━━━ THE INPUT ━━━

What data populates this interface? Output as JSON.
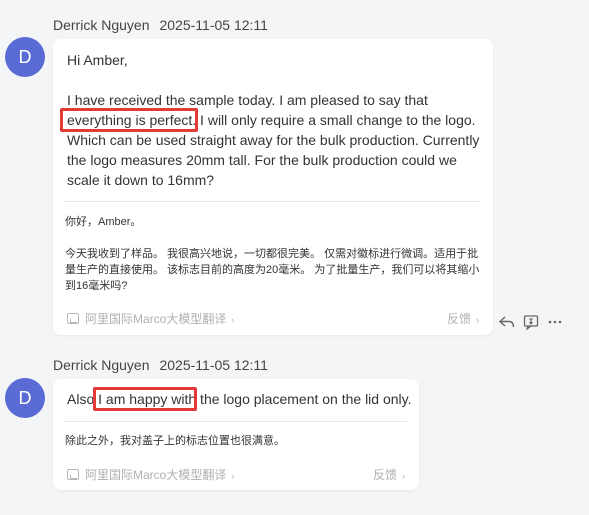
{
  "messages": [
    {
      "sender": "Derrick Nguyen",
      "time": "2025-11-05 12:11",
      "avatar": "D",
      "text_en": "Hi Amber,\n\nI have received the sample today. I am pleased to say that everything is perfect. I will only require a small change to the logo. Which can be used straight away for the bulk production. Currently the logo measures 20mm tall. For the bulk production could we scale it down to 16mm?",
      "highlight": "everything is perfect.",
      "text_zh": "你好，Amber。\n\n今天我收到了样品。 我很高兴地说，一切都很完美。 仅需对徽标进行微调。适用于批量生产的直接使用。 该标志目前的高度为20毫米。 为了批量生产，我们可以将其缩小到16毫米吗?",
      "translator": "阿里国际Marco大模型翻译",
      "feedback": "反馈"
    },
    {
      "sender": "Derrick Nguyen",
      "time": "2025-11-05 12:11",
      "avatar": "D",
      "text_en": "Also I am happy with the logo placement on the lid only.",
      "highlight": "I am happy with",
      "text_zh": "除此之外，我对盖子上的标志位置也很满意。",
      "translator": "阿里国际Marco大模型翻译",
      "feedback": "反馈"
    }
  ],
  "actions": {
    "icons": [
      "reply-icon",
      "translate-icon",
      "more-icon"
    ]
  },
  "colors": {
    "avatar_bg": "#5a6bd6",
    "highlight_border": "#e53935",
    "background": "#f4f5f7"
  }
}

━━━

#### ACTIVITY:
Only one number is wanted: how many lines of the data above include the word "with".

#### TASK OUTPUT:
2